There is a benefit to this setup - it allows at least 2 SSDs to be controlled from separate slots, which, when used in a mirror config, adds some extra redundancy in case either the x16 slot or the on-board M.2 one dies.
@rutilumorph I still couldn't see your contact details. I haven't been pushing this because I ended up going with an Intel solution since I already had everything but a motherboard. The cost of switching to AMD would have only been justifiable if I could have run 4x4 with an APU.
The intel board had 2xM.2 and with a PCIe card I added a further 3 (x8x4x4) so 5 in total.
Also with TLC NVMe drive prices dropping at the rate they are, I will likely just replace my remaining 2TB drives with 4TB which will free up slots. I can't get over the fact that MP34 4TB TLC drive is under $200US now.
As stated above, its board dependent.
Try checking board manual, some boards will split or do the bifurcation automatically, others won't and will disable m.2,pci slots or SATA ports.
Inside BIOS some should have a option to choose which Kind of bifurcation you want on the pcie slots if you wish do use expansion cards/crossfire, sacrificing GPU down to 8x+8x.
I would opt for a big storage instead of multiple nvme as you will always lose speed somewhere.
For the APU, the table above looks very helpful.

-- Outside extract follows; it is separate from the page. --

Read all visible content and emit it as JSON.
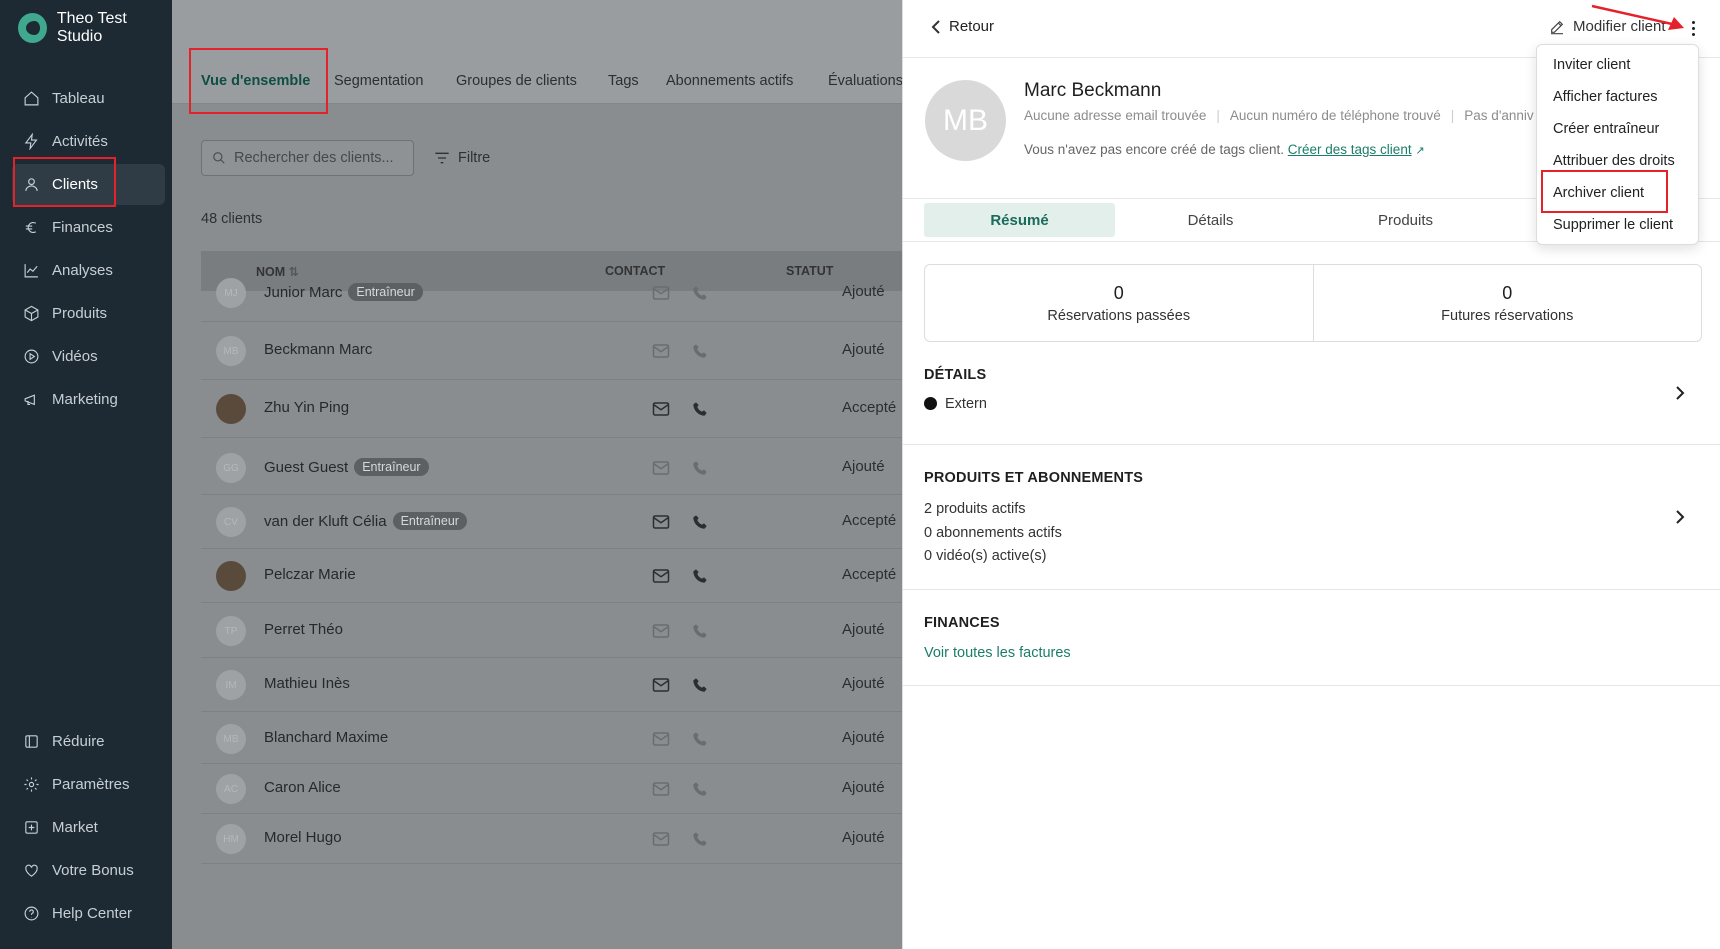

thanks, my motherboard and cpu allow me x8x4x4 and in L1 forum someone point to me there is a x8x4x4 card with m.2 on the x4 lines and a x16 slot on the x8, so I can add on the cheap 2 nvme, very usefull